The only character who escapes that power--Jamie Lee Curtis--is the “virginal” type. Myers has gone through her pals like Ted Bundy on a crack binge, but he balks during the many attempts to do her in. Faced with her sexual innocence, Myers fumbles like an overanxious geek trying to score with the prom queen. He can’t hold the object of his desire and, try as he might with his handy butcher knife, he can’t penetrate her fatality. Just like in the unicorn legends, only a virgin maid can tame the beast without getting the shaft. Jamie Lee manages to bungle her way into defeating him three times before deus ex machina can arrive in the form of Donald Pleasance with an itchy trigger finger. Penetrated by an older male, our phantom of teen sex falls like the limp dick he is and fades away.

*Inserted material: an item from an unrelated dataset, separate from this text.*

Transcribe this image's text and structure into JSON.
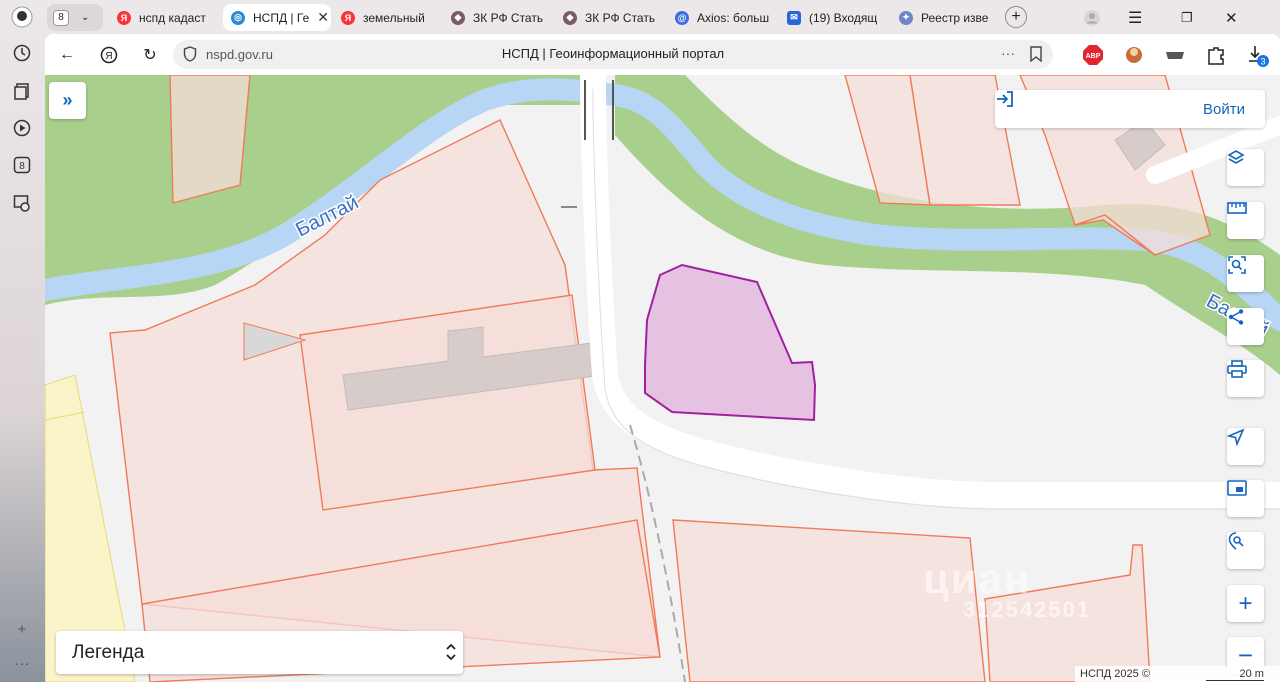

Confronted by all these coincidental sex metaphors, Carpenter and Hill have claimed they were unintentional. I only buy that as far as I can throw their ids. They may not have spent weed-fueled late-night brainstorm sessions analyzing why what they were writing was scary, but they knew how scary was supposed to work. Whether Halloween and its host of imitators understood why the ethics of its plot were palatable to the viewing public is irrelevant. That’s like trying to figure out libido itself. They worked because, for the common viewer, they were instinctively understood.

That’s what keeps people buying tickets and what keeps the basic motif of Halloween flowering into knock-offs where the nubile die for nookie. Viewers don’t need Freud sharing their popcorn to get that sex has a whiff of death to it and that the sexually innocent should avoid that fatality if the moral universe is to be sane and orderly.

Even audiences in the know may roll their eyes, but still tune in to see boobs, and those who dare to touch them, drenched in blood. That dark and restless corner of the libido that never quite exited the adolescence into the light is fascinated with sex’s forbidden thrill.

And that’s the sole reason Halloween remains relevant. Out of legions of cinematic exercise, it’s the seminal model--the originator of the modern model for sex as fear. It’s the pure power of the gaze, stripped of all the safety identity grants by clever camera work and minimalist editing. To see it is to stare into the abyss of adolescent libido at its purest and most vulnerable.

If you can look past the Farrah hair and overacting, that is.